Northern Health Director of Communications Steve Raper explains that although Fort St. John is typically a stable environment for healthcare workers, some turnover is expected over the next year. However, he expects Northern Health will be able to recruit others for those positions over that time, hopefully reducing the impact of their leaving.
“People are talking about making some changes and that’s part of the reality that we have with all of our positions in Northern B.C.,” he argues. “That being said, we’ve been pretty successful at recruiting, lately in particular.”
In the meantime, Raper says as Northern Health learns of doctors’ plans to leave, the health authority will work to recruit replacements prior to their departure. He points to the Northern Medical Program as bringing and keeping doctors up north, as well as recent success filling vacancies in Fort St. James and Hudson’s Hope, and expects similar results in Fort St. John.
“We expect we’ll be able to do it,” he says. “Fort St. John is a vibrant, energetic community and we’ve been very successful in keeping and attracting physicians to that community.”

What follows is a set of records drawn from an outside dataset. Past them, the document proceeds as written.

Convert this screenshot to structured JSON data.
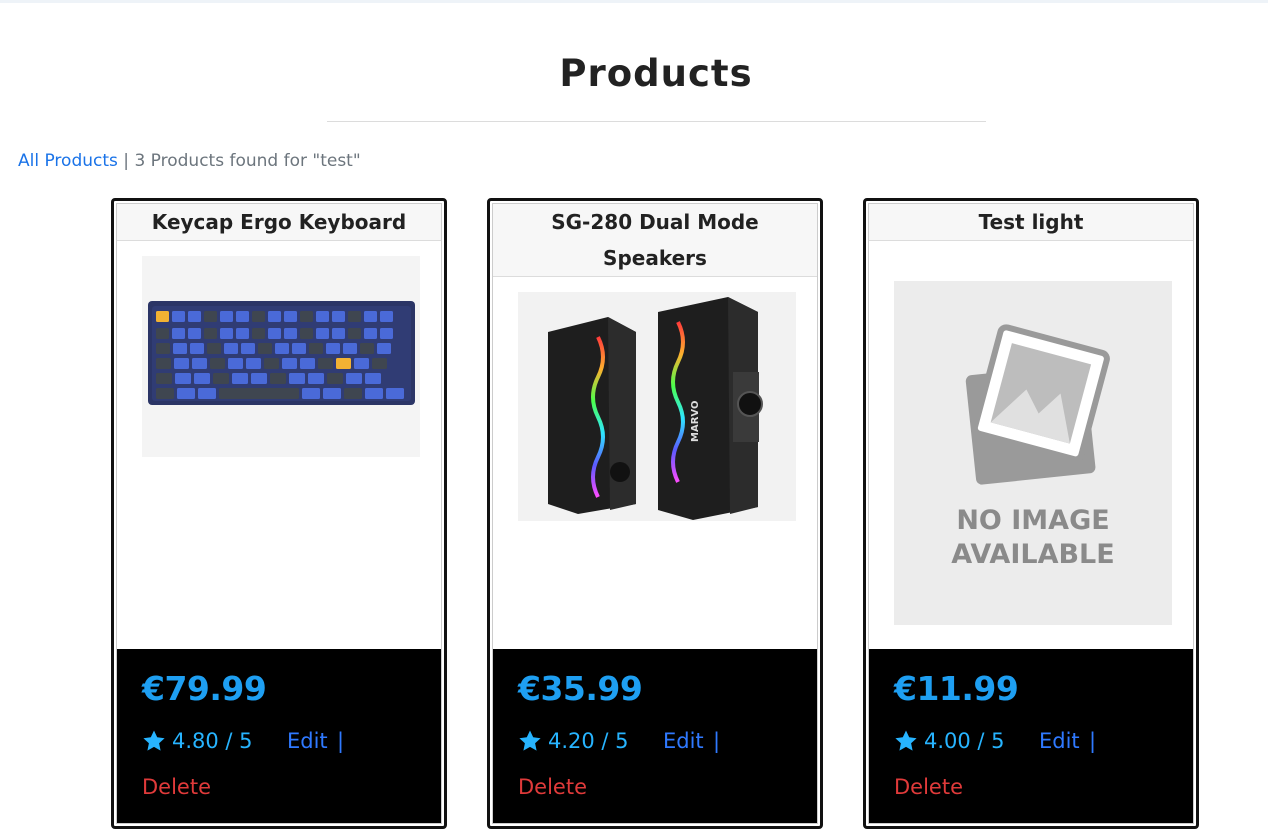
{
  "page": {
    "title": "Products"
  },
  "breadcrumb": {
    "link_label": "All Products",
    "separator": "|",
    "summary": "3 Products found for \"test\""
  },
  "products": [
    {
      "name": "Keycap Ergo Keyboard",
      "price": "€79.99",
      "rating": "4.80 / 5",
      "edit_label": "Edit",
      "separator": "|",
      "delete_label": "Delete",
      "image": "keyboard"
    },
    {
      "name": "SG-280 Dual Mode Speakers",
      "price": "€35.99",
      "rating": "4.20 / 5",
      "edit_label": "Edit",
      "separator": "|",
      "delete_label": "Delete",
      "image": "speakers",
      "brand_text": "MARVO"
    },
    {
      "name": "Test light",
      "price": "€11.99",
      "rating": "4.00 / 5",
      "edit_label": "Edit",
      "separator": "|",
      "delete_label": "Delete",
      "image": "no-image",
      "placeholder_line1": "NO IMAGE",
      "placeholder_line2": "AVAILABLE"
    }
  ],
  "colors": {
    "price": "#1e9ff2",
    "rating": "#27b4ff",
    "edit": "#2f79ff",
    "delete": "#e03a3a",
    "footer_bg": "#000000"
  }
}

In addition to the Northern Medical Program, the province recently announced an incentive to bring doctors to rural areas, including Chetwynd and Tumbler Ridge. Those are useful in recruiting, says Raper, but the key is finding the employees that will stay long-term and become part of the community.
“A key cornerstone of that is making sure that the physicians that we’re attracting are a good match for the community and we’re working hard to do that so that they don’t just come for one, two, three years,” he says, “they see it’s a place, it’s a lifestyle that they’re interested and they want to participate in, they want to bring their families and they want to stay for the long term.”
Northern Health is already working with physicians to try and mitigate any issues that may arise before these doctors are replaced, but as the Fort St. John Medical Clinic warns, wait times will likely increase.